TASK BRIEF :: Please copy each line of the listing below in which the word "radio" appears.

DATA IN THIS EXERCISE ::
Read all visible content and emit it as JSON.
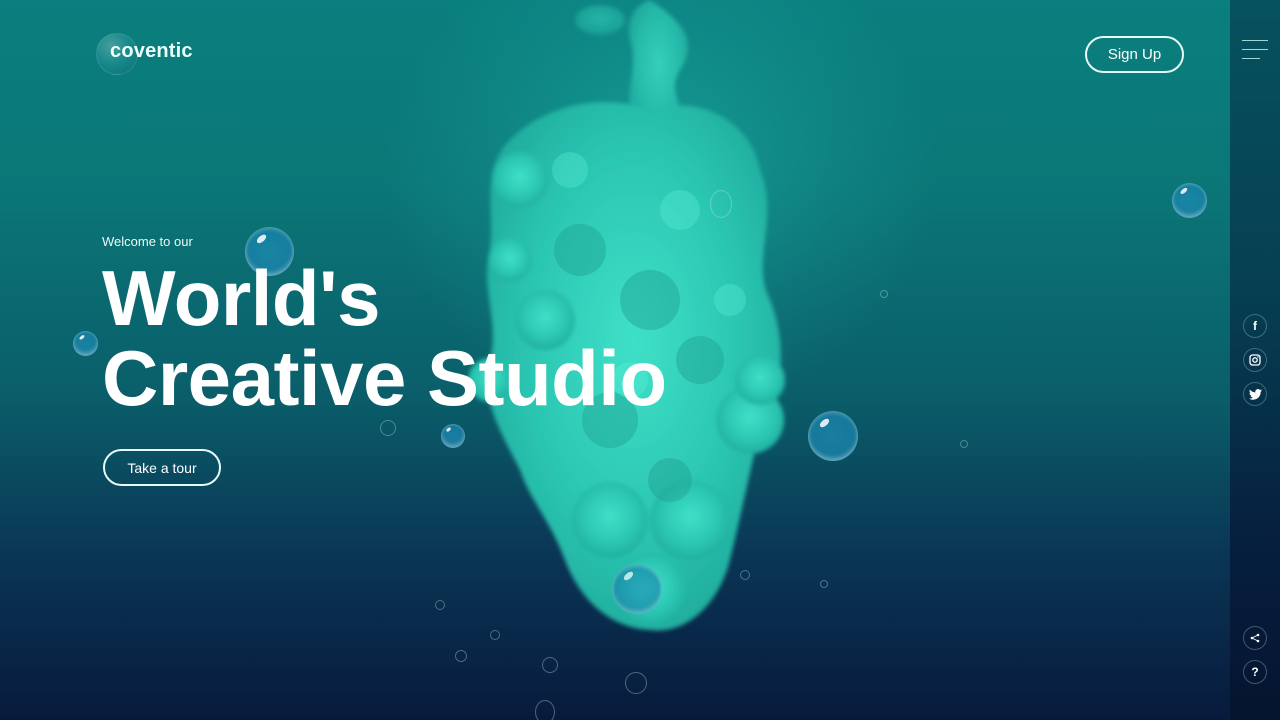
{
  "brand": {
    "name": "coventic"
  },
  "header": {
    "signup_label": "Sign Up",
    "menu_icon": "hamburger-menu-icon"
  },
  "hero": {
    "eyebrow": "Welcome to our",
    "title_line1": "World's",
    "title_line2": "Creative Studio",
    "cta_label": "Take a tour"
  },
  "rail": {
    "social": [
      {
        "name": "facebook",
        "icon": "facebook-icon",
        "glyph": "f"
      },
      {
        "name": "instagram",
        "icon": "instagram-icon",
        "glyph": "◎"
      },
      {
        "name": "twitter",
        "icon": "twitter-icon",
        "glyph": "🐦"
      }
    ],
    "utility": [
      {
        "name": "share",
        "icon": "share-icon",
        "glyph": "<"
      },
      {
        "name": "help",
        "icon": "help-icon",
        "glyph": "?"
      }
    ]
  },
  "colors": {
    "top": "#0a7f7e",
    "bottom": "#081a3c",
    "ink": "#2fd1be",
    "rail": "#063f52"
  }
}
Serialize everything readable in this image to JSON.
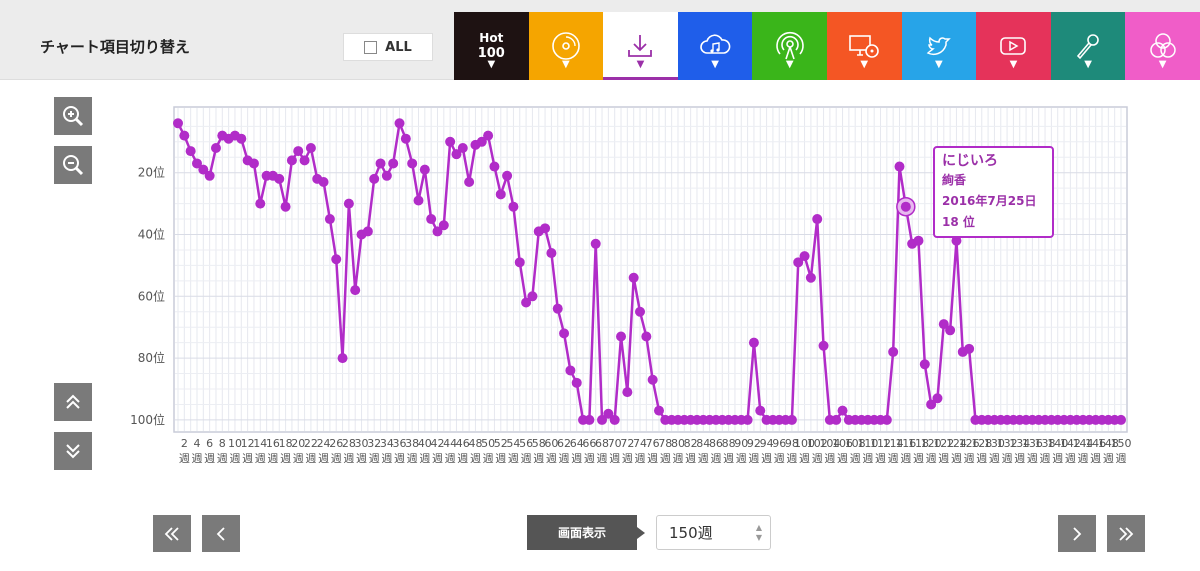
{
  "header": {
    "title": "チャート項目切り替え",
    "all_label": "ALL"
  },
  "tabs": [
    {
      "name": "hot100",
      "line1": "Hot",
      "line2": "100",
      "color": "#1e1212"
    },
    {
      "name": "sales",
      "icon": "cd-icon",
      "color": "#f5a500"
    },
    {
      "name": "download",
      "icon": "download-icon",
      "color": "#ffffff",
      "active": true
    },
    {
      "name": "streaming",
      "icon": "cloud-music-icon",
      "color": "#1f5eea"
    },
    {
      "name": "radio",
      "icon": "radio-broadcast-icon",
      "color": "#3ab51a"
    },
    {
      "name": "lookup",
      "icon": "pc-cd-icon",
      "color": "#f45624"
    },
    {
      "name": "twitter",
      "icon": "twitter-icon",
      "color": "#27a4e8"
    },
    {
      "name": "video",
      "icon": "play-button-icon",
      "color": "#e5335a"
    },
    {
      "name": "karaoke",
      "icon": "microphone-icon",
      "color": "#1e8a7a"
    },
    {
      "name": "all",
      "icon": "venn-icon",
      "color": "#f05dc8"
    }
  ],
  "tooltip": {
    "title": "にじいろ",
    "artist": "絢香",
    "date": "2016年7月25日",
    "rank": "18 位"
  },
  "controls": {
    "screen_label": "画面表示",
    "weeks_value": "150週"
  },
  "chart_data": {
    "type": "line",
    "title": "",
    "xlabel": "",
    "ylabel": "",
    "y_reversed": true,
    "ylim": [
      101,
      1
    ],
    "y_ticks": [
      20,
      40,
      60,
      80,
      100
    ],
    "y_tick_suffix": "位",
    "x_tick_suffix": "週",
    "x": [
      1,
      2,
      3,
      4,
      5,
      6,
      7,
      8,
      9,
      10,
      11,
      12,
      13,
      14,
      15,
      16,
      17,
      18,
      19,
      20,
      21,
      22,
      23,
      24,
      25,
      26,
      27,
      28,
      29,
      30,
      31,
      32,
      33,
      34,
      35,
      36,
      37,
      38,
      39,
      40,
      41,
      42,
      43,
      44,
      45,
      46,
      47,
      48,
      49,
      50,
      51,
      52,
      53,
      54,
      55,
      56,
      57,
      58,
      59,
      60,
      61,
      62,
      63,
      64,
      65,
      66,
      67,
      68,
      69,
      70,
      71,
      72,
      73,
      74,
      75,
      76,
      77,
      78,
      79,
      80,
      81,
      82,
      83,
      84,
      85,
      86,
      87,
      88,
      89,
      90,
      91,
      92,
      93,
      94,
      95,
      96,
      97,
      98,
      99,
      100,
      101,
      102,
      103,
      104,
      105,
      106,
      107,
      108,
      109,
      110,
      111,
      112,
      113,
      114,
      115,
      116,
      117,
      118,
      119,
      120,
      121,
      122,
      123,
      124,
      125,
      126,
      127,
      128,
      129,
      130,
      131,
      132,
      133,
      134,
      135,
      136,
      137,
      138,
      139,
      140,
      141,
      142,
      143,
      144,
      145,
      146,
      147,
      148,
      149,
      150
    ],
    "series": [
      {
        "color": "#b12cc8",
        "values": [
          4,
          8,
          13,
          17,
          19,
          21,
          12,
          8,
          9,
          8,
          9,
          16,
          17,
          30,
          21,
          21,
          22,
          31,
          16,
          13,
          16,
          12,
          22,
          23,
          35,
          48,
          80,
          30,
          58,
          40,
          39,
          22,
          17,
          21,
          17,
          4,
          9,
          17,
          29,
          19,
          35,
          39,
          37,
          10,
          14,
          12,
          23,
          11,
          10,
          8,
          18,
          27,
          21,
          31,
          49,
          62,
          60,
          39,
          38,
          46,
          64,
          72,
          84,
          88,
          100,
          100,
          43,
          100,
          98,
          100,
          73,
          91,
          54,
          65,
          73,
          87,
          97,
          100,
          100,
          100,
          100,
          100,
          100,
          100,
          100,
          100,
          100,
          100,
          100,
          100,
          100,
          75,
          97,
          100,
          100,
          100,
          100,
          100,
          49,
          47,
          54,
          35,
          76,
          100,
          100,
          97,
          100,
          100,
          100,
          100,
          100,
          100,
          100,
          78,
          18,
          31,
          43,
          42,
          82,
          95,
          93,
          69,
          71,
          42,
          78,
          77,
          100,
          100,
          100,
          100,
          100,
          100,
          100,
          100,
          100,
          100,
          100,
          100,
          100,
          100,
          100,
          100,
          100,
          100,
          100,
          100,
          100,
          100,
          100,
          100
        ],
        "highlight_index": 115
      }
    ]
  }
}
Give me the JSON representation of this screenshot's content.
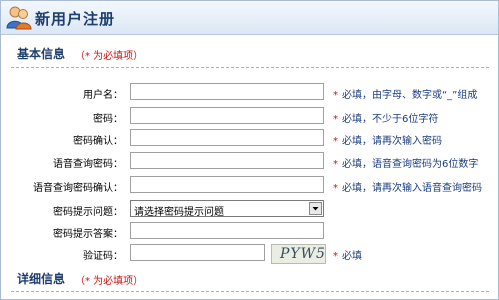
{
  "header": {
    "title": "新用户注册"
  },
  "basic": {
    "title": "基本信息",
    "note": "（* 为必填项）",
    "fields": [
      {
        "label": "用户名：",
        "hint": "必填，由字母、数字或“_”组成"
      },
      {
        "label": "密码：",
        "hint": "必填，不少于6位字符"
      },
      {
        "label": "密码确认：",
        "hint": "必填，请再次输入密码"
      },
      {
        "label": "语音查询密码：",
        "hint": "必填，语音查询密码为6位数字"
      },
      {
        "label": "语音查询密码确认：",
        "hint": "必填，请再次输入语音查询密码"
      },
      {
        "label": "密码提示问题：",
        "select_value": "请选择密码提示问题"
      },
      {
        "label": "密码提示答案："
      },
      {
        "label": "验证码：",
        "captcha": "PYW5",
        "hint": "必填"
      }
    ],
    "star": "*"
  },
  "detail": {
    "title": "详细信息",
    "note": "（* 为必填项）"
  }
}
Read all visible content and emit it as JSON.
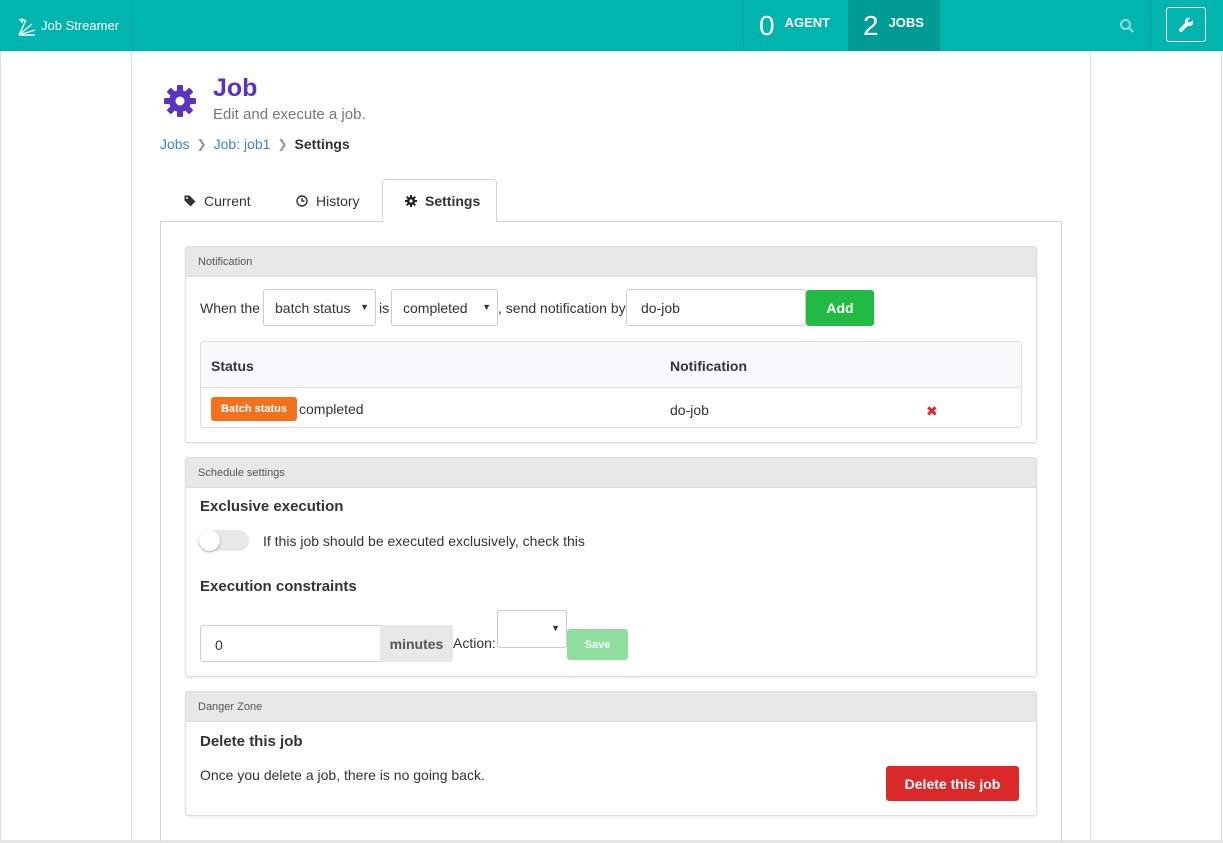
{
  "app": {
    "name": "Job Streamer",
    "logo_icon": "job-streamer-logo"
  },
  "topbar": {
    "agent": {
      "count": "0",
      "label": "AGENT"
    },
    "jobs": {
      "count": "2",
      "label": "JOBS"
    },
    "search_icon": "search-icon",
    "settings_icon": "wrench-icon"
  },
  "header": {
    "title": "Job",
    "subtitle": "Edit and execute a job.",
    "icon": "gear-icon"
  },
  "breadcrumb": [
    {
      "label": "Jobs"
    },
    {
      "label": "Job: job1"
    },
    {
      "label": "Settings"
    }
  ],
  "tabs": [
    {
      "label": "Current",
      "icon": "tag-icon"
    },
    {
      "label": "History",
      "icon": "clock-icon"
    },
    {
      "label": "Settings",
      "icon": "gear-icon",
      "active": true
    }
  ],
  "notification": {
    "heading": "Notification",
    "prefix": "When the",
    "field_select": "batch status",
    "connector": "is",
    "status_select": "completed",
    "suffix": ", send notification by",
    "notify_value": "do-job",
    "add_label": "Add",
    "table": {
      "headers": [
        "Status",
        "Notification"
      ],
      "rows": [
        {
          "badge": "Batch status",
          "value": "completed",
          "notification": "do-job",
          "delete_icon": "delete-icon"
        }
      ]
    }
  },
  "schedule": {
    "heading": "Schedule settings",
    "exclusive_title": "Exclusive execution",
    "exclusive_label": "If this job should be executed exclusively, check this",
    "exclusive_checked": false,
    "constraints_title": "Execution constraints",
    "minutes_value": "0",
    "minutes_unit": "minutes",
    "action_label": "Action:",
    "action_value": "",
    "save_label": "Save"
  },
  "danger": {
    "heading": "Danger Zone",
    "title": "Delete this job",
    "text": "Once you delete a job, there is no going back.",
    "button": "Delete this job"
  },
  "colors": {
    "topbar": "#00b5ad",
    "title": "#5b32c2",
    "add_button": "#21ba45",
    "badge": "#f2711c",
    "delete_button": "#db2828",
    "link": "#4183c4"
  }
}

YOUR SOLUTION ::
      "name": "radio",
      "icon": "radio-broadcast-icon",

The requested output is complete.